  4. I also read somewhere that when people asked him about Emma, he finally replied, "Madame Bovary, c'est moi." Speculations as to his meaning range from the supposition that he had gone through the same struggles as his character and possibly shared some of her traits, to the supposition that he simply wanted people to stop questioning him and therefore gave an enigmatic answer. I don't think we'll know who Emma was (in real life or paper), but perhaps that in itself is what makes her an interesting character.

  5. I did enjoy his style. Madame B. seems to be a book that people either love or hate. While I probably wouldn't read it again, I would like to read another one of his works to compare.

  6. Like you, I find the "realism" of Madame Bovary to be overstated by many people. Flaubert's next novel, Salammbô, is a wild, violent historical novel that is built on lots of real research but also stars a character who resembles Conan the Barbarian. "Realism," huh?

    For a second look at Flaubert, I recommend the novella "A Simple Heart," sometimes found in Three Tales.
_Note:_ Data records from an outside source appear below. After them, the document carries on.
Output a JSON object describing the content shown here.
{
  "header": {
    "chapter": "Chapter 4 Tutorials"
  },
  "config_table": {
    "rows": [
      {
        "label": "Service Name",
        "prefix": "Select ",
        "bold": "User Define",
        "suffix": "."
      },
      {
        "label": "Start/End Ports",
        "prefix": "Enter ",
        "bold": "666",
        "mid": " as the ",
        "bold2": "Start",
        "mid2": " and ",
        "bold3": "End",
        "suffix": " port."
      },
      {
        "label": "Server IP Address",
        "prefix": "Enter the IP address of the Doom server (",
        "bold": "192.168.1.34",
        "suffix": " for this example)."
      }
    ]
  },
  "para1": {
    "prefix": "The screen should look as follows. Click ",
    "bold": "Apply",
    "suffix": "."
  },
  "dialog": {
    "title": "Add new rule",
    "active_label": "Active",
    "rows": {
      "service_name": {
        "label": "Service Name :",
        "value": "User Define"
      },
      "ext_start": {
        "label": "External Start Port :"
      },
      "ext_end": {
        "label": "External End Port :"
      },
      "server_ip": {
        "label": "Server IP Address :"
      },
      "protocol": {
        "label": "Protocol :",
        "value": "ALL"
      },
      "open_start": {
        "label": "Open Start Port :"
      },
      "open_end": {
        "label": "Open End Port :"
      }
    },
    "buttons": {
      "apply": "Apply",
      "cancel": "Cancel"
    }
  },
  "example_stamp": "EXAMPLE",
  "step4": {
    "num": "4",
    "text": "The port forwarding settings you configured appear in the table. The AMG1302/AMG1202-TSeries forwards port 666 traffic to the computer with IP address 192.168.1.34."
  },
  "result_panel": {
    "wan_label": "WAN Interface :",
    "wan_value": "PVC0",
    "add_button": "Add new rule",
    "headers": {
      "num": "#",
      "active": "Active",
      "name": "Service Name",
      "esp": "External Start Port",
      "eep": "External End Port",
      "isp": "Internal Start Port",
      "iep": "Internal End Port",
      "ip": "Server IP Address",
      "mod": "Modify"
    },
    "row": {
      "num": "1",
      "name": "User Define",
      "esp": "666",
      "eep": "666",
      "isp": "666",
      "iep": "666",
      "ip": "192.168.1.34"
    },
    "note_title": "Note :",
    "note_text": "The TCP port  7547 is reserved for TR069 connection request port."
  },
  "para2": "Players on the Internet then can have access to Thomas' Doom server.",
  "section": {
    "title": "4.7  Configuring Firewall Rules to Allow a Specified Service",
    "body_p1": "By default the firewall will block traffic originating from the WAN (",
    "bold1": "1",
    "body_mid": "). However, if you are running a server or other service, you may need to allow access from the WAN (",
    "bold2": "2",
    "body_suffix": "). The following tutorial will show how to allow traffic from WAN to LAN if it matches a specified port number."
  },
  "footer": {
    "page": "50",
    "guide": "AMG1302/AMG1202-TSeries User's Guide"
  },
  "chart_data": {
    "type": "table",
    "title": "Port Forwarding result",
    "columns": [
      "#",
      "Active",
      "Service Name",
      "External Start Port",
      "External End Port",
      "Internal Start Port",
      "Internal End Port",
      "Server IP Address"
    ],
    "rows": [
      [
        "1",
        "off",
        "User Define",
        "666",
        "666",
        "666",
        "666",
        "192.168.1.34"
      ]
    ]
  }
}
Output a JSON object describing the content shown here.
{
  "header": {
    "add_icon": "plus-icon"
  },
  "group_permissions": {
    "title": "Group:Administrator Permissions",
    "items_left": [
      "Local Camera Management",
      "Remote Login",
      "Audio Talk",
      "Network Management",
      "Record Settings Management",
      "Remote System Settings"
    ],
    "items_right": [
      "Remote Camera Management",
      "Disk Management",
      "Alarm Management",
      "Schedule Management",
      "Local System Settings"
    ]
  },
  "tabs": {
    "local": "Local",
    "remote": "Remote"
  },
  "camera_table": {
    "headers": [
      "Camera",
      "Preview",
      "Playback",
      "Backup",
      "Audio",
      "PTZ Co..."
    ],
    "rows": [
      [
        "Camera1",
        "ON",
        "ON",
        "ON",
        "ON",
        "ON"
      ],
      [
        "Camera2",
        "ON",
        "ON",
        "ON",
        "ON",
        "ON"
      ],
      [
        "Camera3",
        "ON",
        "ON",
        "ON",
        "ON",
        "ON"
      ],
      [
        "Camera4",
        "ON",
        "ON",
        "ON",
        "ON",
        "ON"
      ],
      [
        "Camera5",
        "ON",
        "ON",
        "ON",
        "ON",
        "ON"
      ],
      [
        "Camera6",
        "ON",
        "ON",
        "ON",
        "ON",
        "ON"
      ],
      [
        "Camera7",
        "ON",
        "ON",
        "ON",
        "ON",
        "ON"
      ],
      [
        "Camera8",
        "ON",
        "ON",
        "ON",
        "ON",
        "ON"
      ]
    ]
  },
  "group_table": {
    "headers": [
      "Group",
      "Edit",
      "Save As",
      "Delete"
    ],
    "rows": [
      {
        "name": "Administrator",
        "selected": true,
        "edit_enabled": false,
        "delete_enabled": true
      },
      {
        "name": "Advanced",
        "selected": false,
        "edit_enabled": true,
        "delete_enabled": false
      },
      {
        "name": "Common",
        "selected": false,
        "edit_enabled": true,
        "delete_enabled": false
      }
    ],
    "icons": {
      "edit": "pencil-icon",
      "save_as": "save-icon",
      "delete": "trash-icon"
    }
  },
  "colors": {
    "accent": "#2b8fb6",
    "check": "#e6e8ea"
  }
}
Many readers (including me) have an easy time connecting with, or at least pitying, the main character, the woman with the supposedly simple heart.

  7. Great post! I agree that it's hard to sympathize with Emma when she chooses to make these destructive choices. Flaubert could have explored some of the issues surrounding Emma's behaviour, but I guess he was more interested in commenting on the type of society that she was living in.

  8. Conan the Barbarian? :-Z I think I'll avoid Salammbô for now. Instead, I'll try to try to track down a copy of A Simple Heart . Thanks for the recommendation, Tom.

  9. Thanks, C.J.! You're right, he certainly does make quite a scathing commentary of that society, only he does it so heavy-handedly that again, I had difficulty accepting it. I felt that he showed a portion of the community that suited his needs to make his point. It was hard to believe that everyone was so unfeeling and harsh and hypocritical towards Emma. Certainly it emphasized her tragedy, it just wasn't completely real to me.

    Thanks for hosting the read-along, C.J. This is certainly a book that generates a lot of discussion!

  10. Great review, I enjoyed reading your opinion of the book. I agree with you as to "self-serving, emotional fantasy-life that was already expanding within her" . There is always some desire luring her on, some convention holding her back. I enjoyed searching for symbols i.e, wedding bouquet (new beginning) or gloves in your glass was a sign to mâitre d'hôtel (no wine for me) or the plaster statue of a priest in her garden that shatters into pieces. (an ominous sign….)

  11. Thanks for pointing out some of the symbolism. Some I noticed but I'm sure there was much I missed. I'm not sure that I'll re-read this book again though …….. Zola has the same themes in his novels but I feel his execution is far superior. You must have a review of Madame Bovary on your blog, so I'm off to find it now to try to glean some more insight. I so appreciate the deep reading you give to your books! 🙂

Thanks for visiting. I'd love to hear from you and have you join in the discussion!